The Court had criticized the government for using Section 144 of CrPC against the sleeping crowd in Ramlila Maidan. The Court had held that the Magistrate must detect and observe the situation and impose restrictions accordingly. There should not be any excessive restrictions either in nature or time and should strike a balance between the citizens’ rights and restrictions and rights and duties. The Court also stated that the restrictions should be reasonable, bona fide, and least invasive. It cannot be used to prevent citizens from peacefully using their fundamental rights.
What is the difference between section 144 and Curfew?
- Section 144 of CrPC restricts the gathering of 4 or more people in a particular area. Whereas, in Curfew, everyone is restricted into their house and no one is allowed to come out.
- Section 144 is imposed by District Magistrate, Sub-divisional Magistrate, or executive Magistrate, whereas, Collector and Police Commissioner can impose a curfew.
- In Section 144 of CrPC, all schools, colleges, markets, and offices are closed, whereas, during curfew all schools, colleges, markets, and offices are closed except for essential services such as banks, grocery stores, ATMs, vegetables, milk shops, etc. are open during a particular period with prior notice.
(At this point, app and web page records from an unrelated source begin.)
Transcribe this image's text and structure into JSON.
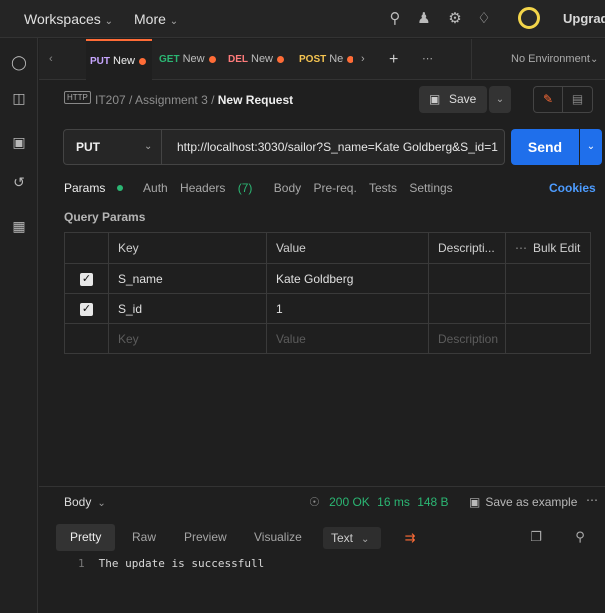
{
  "topbar": {
    "workspaces": "Workspaces",
    "more": "More",
    "upgrade": "Upgrade"
  },
  "tabs": [
    {
      "method": "PUT",
      "name": "New",
      "method_color": "#c7a6ff"
    },
    {
      "method": "GET",
      "name": "New",
      "method_color": "#2bb673"
    },
    {
      "method": "DEL",
      "name": "New",
      "method_color": "#ff7b7b"
    },
    {
      "method": "POST",
      "name": "Ne",
      "method_color": "#f5c451"
    }
  ],
  "environment": "No Environment",
  "breadcrumb": {
    "icon_text": "HTTP",
    "collection": "IT207",
    "folder": "Assignment 3",
    "request": "New Request"
  },
  "save_label": "Save",
  "request": {
    "method": "PUT",
    "url": "http://localhost:3030/sailor?S_name=Kate Goldberg&S_id=1",
    "send_label": "Send"
  },
  "request_tabs": {
    "params": "Params",
    "auth": "Auth",
    "headers": "Headers",
    "headers_count": "(7)",
    "body": "Body",
    "prereq": "Pre-req.",
    "tests": "Tests",
    "settings": "Settings",
    "cookies": "Cookies"
  },
  "query_params": {
    "title": "Query Params",
    "columns": {
      "key": "Key",
      "value": "Value",
      "description": "Descripti...",
      "bulk_edit": "Bulk Edit"
    },
    "rows": [
      {
        "key": "S_name",
        "value": "Kate Goldberg",
        "checked": true
      },
      {
        "key": "S_id",
        "value": "1",
        "checked": true
      }
    ],
    "placeholders": {
      "key": "Key",
      "value": "Value",
      "description": "Description"
    }
  },
  "response": {
    "label": "Body",
    "status": "200 OK",
    "time": "16 ms",
    "size": "148 B",
    "save_example": "Save as example",
    "view_tabs": [
      "Pretty",
      "Raw",
      "Preview",
      "Visualize"
    ],
    "format": "Text",
    "lines": [
      "The update is successfull"
    ]
  },
  "colors": {
    "accent": "#ff6c37",
    "send": "#1f6feb",
    "success": "#2bb673",
    "link": "#4d9cff"
  }
}
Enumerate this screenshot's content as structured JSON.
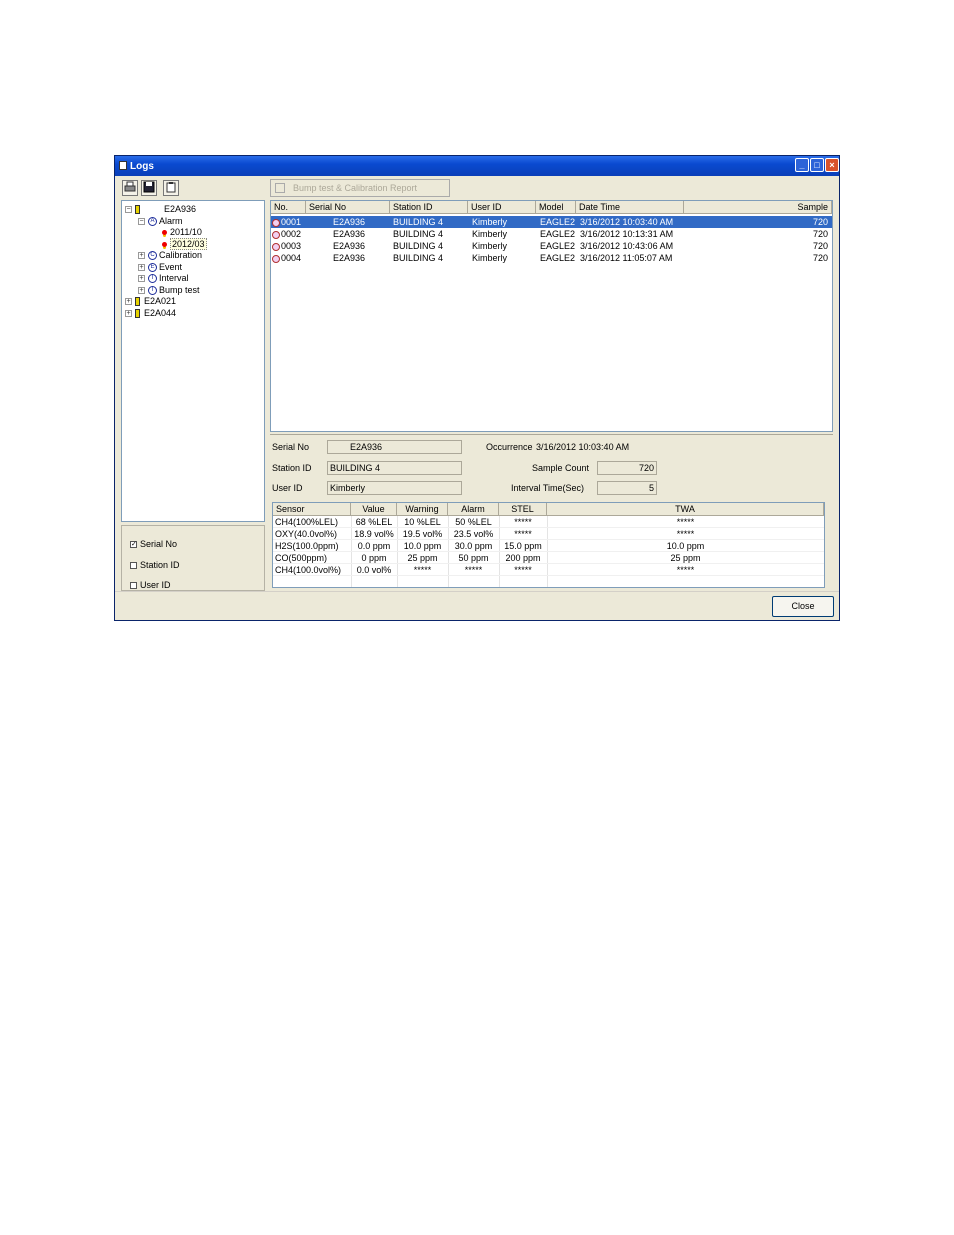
{
  "window": {
    "title": "Logs",
    "buttons": {
      "minimize": "_",
      "maximize": "□",
      "close": "×"
    }
  },
  "toolbar": {
    "report_label": "Bump test & Calibration Report"
  },
  "tree": {
    "devices": [
      {
        "name": "E2A936",
        "expanded": true
      },
      {
        "name": "E2A021",
        "expanded": false
      },
      {
        "name": "E2A044",
        "expanded": false
      }
    ],
    "categories": [
      {
        "letter": "A",
        "label": "Alarm"
      },
      {
        "letter": "C",
        "label": "Calibration"
      },
      {
        "letter": "E",
        "label": "Event"
      },
      {
        "letter": "I",
        "label": "Interval"
      },
      {
        "letter": "T",
        "label": "Bump test"
      }
    ],
    "alarm_months": [
      "2011/10",
      "2012/03"
    ]
  },
  "filters": [
    {
      "label": "Serial No",
      "checked": true
    },
    {
      "label": "Station ID",
      "checked": false
    },
    {
      "label": "User ID",
      "checked": false
    }
  ],
  "log_list": {
    "columns": [
      "No.",
      "Serial No",
      "Station ID",
      "User ID",
      "Model",
      "Date Time",
      "Sample"
    ],
    "rows": [
      {
        "no": "0001",
        "serial": "E2A936",
        "station": "BUILDING 4",
        "user": "Kimberly",
        "model": "EAGLE2",
        "datetime": "3/16/2012 10:03:40 AM",
        "sample": "720"
      },
      {
        "no": "0002",
        "serial": "E2A936",
        "station": "BUILDING 4",
        "user": "Kimberly",
        "model": "EAGLE2",
        "datetime": "3/16/2012 10:13:31 AM",
        "sample": "720"
      },
      {
        "no": "0003",
        "serial": "E2A936",
        "station": "BUILDING 4",
        "user": "Kimberly",
        "model": "EAGLE2",
        "datetime": "3/16/2012 10:43:06 AM",
        "sample": "720"
      },
      {
        "no": "0004",
        "serial": "E2A936",
        "station": "BUILDING 4",
        "user": "Kimberly",
        "model": "EAGLE2",
        "datetime": "3/16/2012 11:05:07 AM",
        "sample": "720"
      }
    ]
  },
  "details": {
    "serial_label": "Serial No",
    "serial_value": "E2A936",
    "station_label": "Station ID",
    "station_value": "BUILDING 4",
    "user_label": "User ID",
    "user_value": "Kimberly",
    "occurrence_label": "Occurrence",
    "occurrence_value": "3/16/2012 10:03:40 AM",
    "sample_count_label": "Sample Count",
    "sample_count_value": "720",
    "interval_label": "Interval Time(Sec)",
    "interval_value": "5"
  },
  "sensors": {
    "columns": [
      "Sensor",
      "Value",
      "Warning",
      "Alarm",
      "STEL",
      "TWA"
    ],
    "rows": [
      [
        "CH4(100%LEL)",
        "68 %LEL",
        "10 %LEL",
        "50 %LEL",
        "*****",
        "*****"
      ],
      [
        "OXY(40.0vol%)",
        "18.9 vol%",
        "19.5 vol%",
        "23.5 vol%",
        "*****",
        "*****"
      ],
      [
        "H2S(100.0ppm)",
        "0.0 ppm",
        "10.0 ppm",
        "30.0 ppm",
        "15.0 ppm",
        "10.0 ppm"
      ],
      [
        "CO(500ppm)",
        "0 ppm",
        "25 ppm",
        "50 ppm",
        "200 ppm",
        "25 ppm"
      ],
      [
        "CH4(100.0vol%)",
        "0.0 vol%",
        "*****",
        "*****",
        "*****",
        "*****"
      ]
    ]
  },
  "close_label": "Close"
}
Section 144 of CrPC prohibits gathering four or more people in a particular area. It is imposed in urgent cases to prevent public nuisances or when there is a threat to public order, peace, or tranquillity. The State Government empowers the District Magistrate, Sub-divisional Magistrate, or Executive Magistrate to impose Section 144. Any person who is part of any unlawful assembly shall be punished with three years imprisonment. All the public offices, educational institutions, offices, and transport were shut during the issue of Section 144 of CrPC. Section 144 is different from the curfew. Section 144 restricts the assembly of more than four people, whereas; a curfew restricts the assembly of everyone at large.